(Exercise directions) Should a line below contain the word "image", report it.

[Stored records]

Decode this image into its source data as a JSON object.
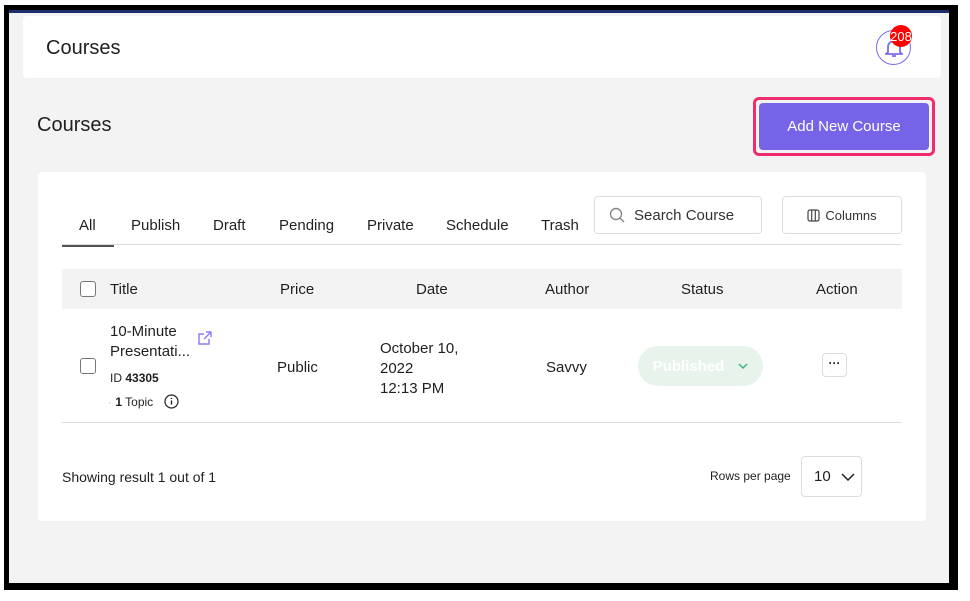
{
  "header": {
    "title": "Courses",
    "notification_count": "208"
  },
  "page": {
    "title": "Courses",
    "add_button": "Add New Course"
  },
  "tabs": [
    "All",
    "Publish",
    "Draft",
    "Pending",
    "Private",
    "Schedule",
    "Trash"
  ],
  "search": {
    "placeholder": "Search Course"
  },
  "columns_button": "Columns",
  "table": {
    "headers": {
      "title": "Title",
      "price": "Price",
      "date": "Date",
      "author": "Author",
      "status": "Status",
      "action": "Action"
    },
    "rows": [
      {
        "title_line1": "10-Minute",
        "title_line2": "Presentati...",
        "id_label": "ID",
        "id": "43305",
        "topic_count": "1",
        "topic_label": "Topic",
        "price": "Public",
        "date_line1": "October 10,",
        "date_line2": "2022",
        "time": "12:13 PM",
        "author": "Savvy",
        "status": "Published",
        "action": "···"
      }
    ]
  },
  "footer": {
    "showing": "Showing result 1 out of 1",
    "rows_label": "Rows per page",
    "rows_value": "10"
  },
  "colors": {
    "accent": "#7564e8",
    "highlight": "#f02d6c",
    "badge": "#ff0000"
  }
}
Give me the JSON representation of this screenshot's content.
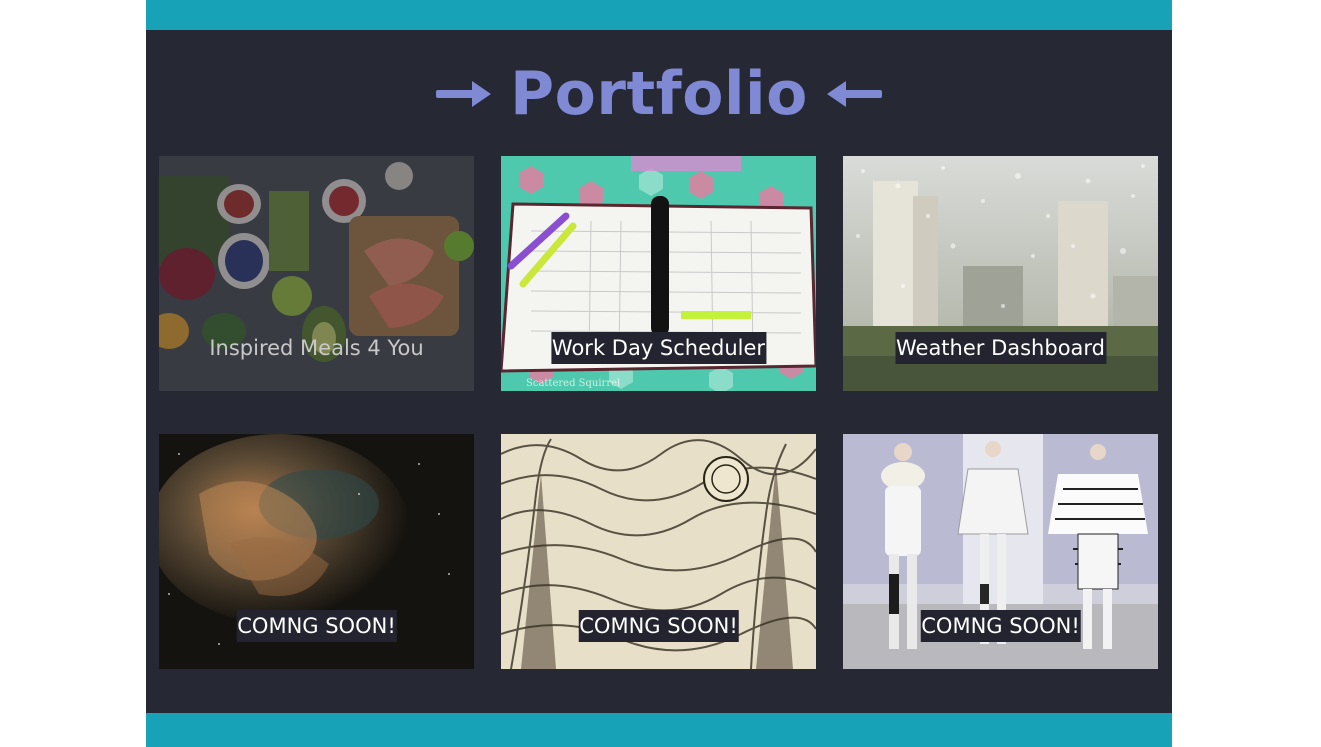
{
  "title": "Portfolio",
  "icons": {
    "left_arrow": "arrow-right-icon",
    "right_arrow": "arrow-left-icon"
  },
  "colors": {
    "accent": "#17a2b8",
    "background": "#262834",
    "title": "#7f89d4"
  },
  "projects": [
    {
      "caption": "Inspired Meals 4 You",
      "image": "vegetables-and-salmon-image"
    },
    {
      "caption": "Work Day Scheduler",
      "image": "planner-notebook-image",
      "watermark": "Scattered Squirrel"
    },
    {
      "caption": "Weather Dashboard",
      "image": "rainy-city-window-image"
    },
    {
      "caption": "COMNG SOON!",
      "image": "nebula-image"
    },
    {
      "caption": "COMNG SOON!",
      "image": "starry-night-sketch-image"
    },
    {
      "caption": "COMNG SOON!",
      "image": "fashion-runway-image"
    }
  ]
}
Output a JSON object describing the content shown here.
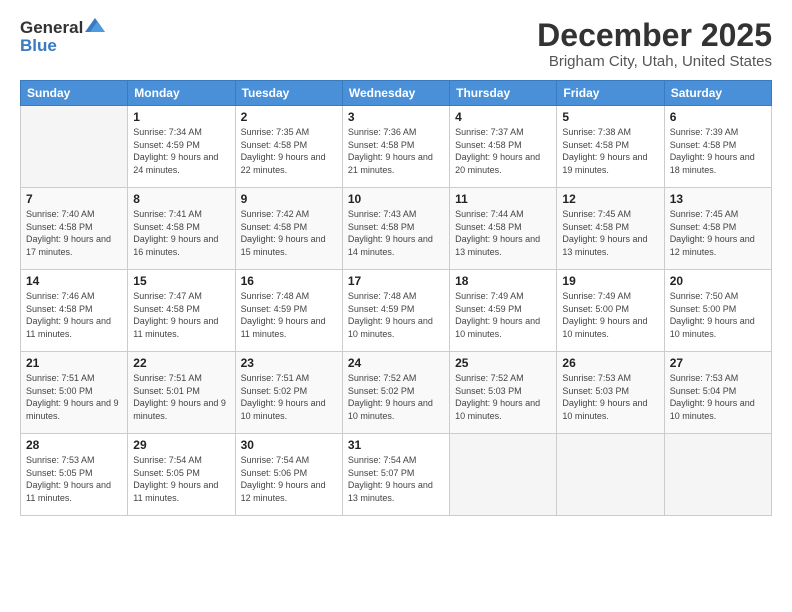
{
  "logo": {
    "line1": "General",
    "line2": "Blue"
  },
  "header": {
    "month": "December 2025",
    "location": "Brigham City, Utah, United States"
  },
  "weekdays": [
    "Sunday",
    "Monday",
    "Tuesday",
    "Wednesday",
    "Thursday",
    "Friday",
    "Saturday"
  ],
  "weeks": [
    [
      {
        "day": "",
        "sunrise": "",
        "sunset": "",
        "daylight": ""
      },
      {
        "day": "1",
        "sunrise": "Sunrise: 7:34 AM",
        "sunset": "Sunset: 4:59 PM",
        "daylight": "Daylight: 9 hours and 24 minutes."
      },
      {
        "day": "2",
        "sunrise": "Sunrise: 7:35 AM",
        "sunset": "Sunset: 4:58 PM",
        "daylight": "Daylight: 9 hours and 22 minutes."
      },
      {
        "day": "3",
        "sunrise": "Sunrise: 7:36 AM",
        "sunset": "Sunset: 4:58 PM",
        "daylight": "Daylight: 9 hours and 21 minutes."
      },
      {
        "day": "4",
        "sunrise": "Sunrise: 7:37 AM",
        "sunset": "Sunset: 4:58 PM",
        "daylight": "Daylight: 9 hours and 20 minutes."
      },
      {
        "day": "5",
        "sunrise": "Sunrise: 7:38 AM",
        "sunset": "Sunset: 4:58 PM",
        "daylight": "Daylight: 9 hours and 19 minutes."
      },
      {
        "day": "6",
        "sunrise": "Sunrise: 7:39 AM",
        "sunset": "Sunset: 4:58 PM",
        "daylight": "Daylight: 9 hours and 18 minutes."
      }
    ],
    [
      {
        "day": "7",
        "sunrise": "Sunrise: 7:40 AM",
        "sunset": "Sunset: 4:58 PM",
        "daylight": "Daylight: 9 hours and 17 minutes."
      },
      {
        "day": "8",
        "sunrise": "Sunrise: 7:41 AM",
        "sunset": "Sunset: 4:58 PM",
        "daylight": "Daylight: 9 hours and 16 minutes."
      },
      {
        "day": "9",
        "sunrise": "Sunrise: 7:42 AM",
        "sunset": "Sunset: 4:58 PM",
        "daylight": "Daylight: 9 hours and 15 minutes."
      },
      {
        "day": "10",
        "sunrise": "Sunrise: 7:43 AM",
        "sunset": "Sunset: 4:58 PM",
        "daylight": "Daylight: 9 hours and 14 minutes."
      },
      {
        "day": "11",
        "sunrise": "Sunrise: 7:44 AM",
        "sunset": "Sunset: 4:58 PM",
        "daylight": "Daylight: 9 hours and 13 minutes."
      },
      {
        "day": "12",
        "sunrise": "Sunrise: 7:45 AM",
        "sunset": "Sunset: 4:58 PM",
        "daylight": "Daylight: 9 hours and 13 minutes."
      },
      {
        "day": "13",
        "sunrise": "Sunrise: 7:45 AM",
        "sunset": "Sunset: 4:58 PM",
        "daylight": "Daylight: 9 hours and 12 minutes."
      }
    ],
    [
      {
        "day": "14",
        "sunrise": "Sunrise: 7:46 AM",
        "sunset": "Sunset: 4:58 PM",
        "daylight": "Daylight: 9 hours and 11 minutes."
      },
      {
        "day": "15",
        "sunrise": "Sunrise: 7:47 AM",
        "sunset": "Sunset: 4:58 PM",
        "daylight": "Daylight: 9 hours and 11 minutes."
      },
      {
        "day": "16",
        "sunrise": "Sunrise: 7:48 AM",
        "sunset": "Sunset: 4:59 PM",
        "daylight": "Daylight: 9 hours and 11 minutes."
      },
      {
        "day": "17",
        "sunrise": "Sunrise: 7:48 AM",
        "sunset": "Sunset: 4:59 PM",
        "daylight": "Daylight: 9 hours and 10 minutes."
      },
      {
        "day": "18",
        "sunrise": "Sunrise: 7:49 AM",
        "sunset": "Sunset: 4:59 PM",
        "daylight": "Daylight: 9 hours and 10 minutes."
      },
      {
        "day": "19",
        "sunrise": "Sunrise: 7:49 AM",
        "sunset": "Sunset: 5:00 PM",
        "daylight": "Daylight: 9 hours and 10 minutes."
      },
      {
        "day": "20",
        "sunrise": "Sunrise: 7:50 AM",
        "sunset": "Sunset: 5:00 PM",
        "daylight": "Daylight: 9 hours and 10 minutes."
      }
    ],
    [
      {
        "day": "21",
        "sunrise": "Sunrise: 7:51 AM",
        "sunset": "Sunset: 5:00 PM",
        "daylight": "Daylight: 9 hours and 9 minutes."
      },
      {
        "day": "22",
        "sunrise": "Sunrise: 7:51 AM",
        "sunset": "Sunset: 5:01 PM",
        "daylight": "Daylight: 9 hours and 9 minutes."
      },
      {
        "day": "23",
        "sunrise": "Sunrise: 7:51 AM",
        "sunset": "Sunset: 5:02 PM",
        "daylight": "Daylight: 9 hours and 10 minutes."
      },
      {
        "day": "24",
        "sunrise": "Sunrise: 7:52 AM",
        "sunset": "Sunset: 5:02 PM",
        "daylight": "Daylight: 9 hours and 10 minutes."
      },
      {
        "day": "25",
        "sunrise": "Sunrise: 7:52 AM",
        "sunset": "Sunset: 5:03 PM",
        "daylight": "Daylight: 9 hours and 10 minutes."
      },
      {
        "day": "26",
        "sunrise": "Sunrise: 7:53 AM",
        "sunset": "Sunset: 5:03 PM",
        "daylight": "Daylight: 9 hours and 10 minutes."
      },
      {
        "day": "27",
        "sunrise": "Sunrise: 7:53 AM",
        "sunset": "Sunset: 5:04 PM",
        "daylight": "Daylight: 9 hours and 10 minutes."
      }
    ],
    [
      {
        "day": "28",
        "sunrise": "Sunrise: 7:53 AM",
        "sunset": "Sunset: 5:05 PM",
        "daylight": "Daylight: 9 hours and 11 minutes."
      },
      {
        "day": "29",
        "sunrise": "Sunrise: 7:54 AM",
        "sunset": "Sunset: 5:05 PM",
        "daylight": "Daylight: 9 hours and 11 minutes."
      },
      {
        "day": "30",
        "sunrise": "Sunrise: 7:54 AM",
        "sunset": "Sunset: 5:06 PM",
        "daylight": "Daylight: 9 hours and 12 minutes."
      },
      {
        "day": "31",
        "sunrise": "Sunrise: 7:54 AM",
        "sunset": "Sunset: 5:07 PM",
        "daylight": "Daylight: 9 hours and 13 minutes."
      },
      {
        "day": "",
        "sunrise": "",
        "sunset": "",
        "daylight": ""
      },
      {
        "day": "",
        "sunrise": "",
        "sunset": "",
        "daylight": ""
      },
      {
        "day": "",
        "sunrise": "",
        "sunset": "",
        "daylight": ""
      }
    ]
  ]
}
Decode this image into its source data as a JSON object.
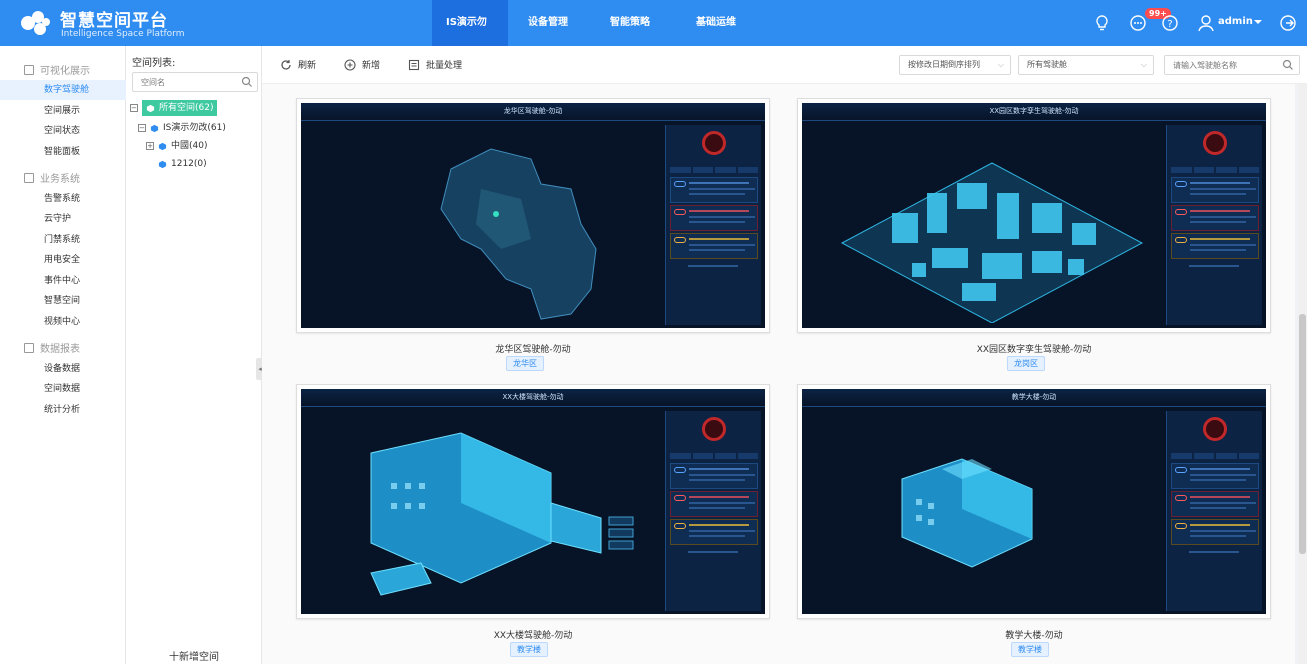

(Answer to this exercise)
Decode this image into its source data as a JSON object.
      "image": "vegetables-and-salmon-image"
      "image": "planner-notebook-image",
      "image": "rainy-city-window-image"
      "image": "nebula-image"
      "image": "starry-night-sketch-image"
      "image": "fashion-runway-image"
Decode this image into its source data as a JSON object.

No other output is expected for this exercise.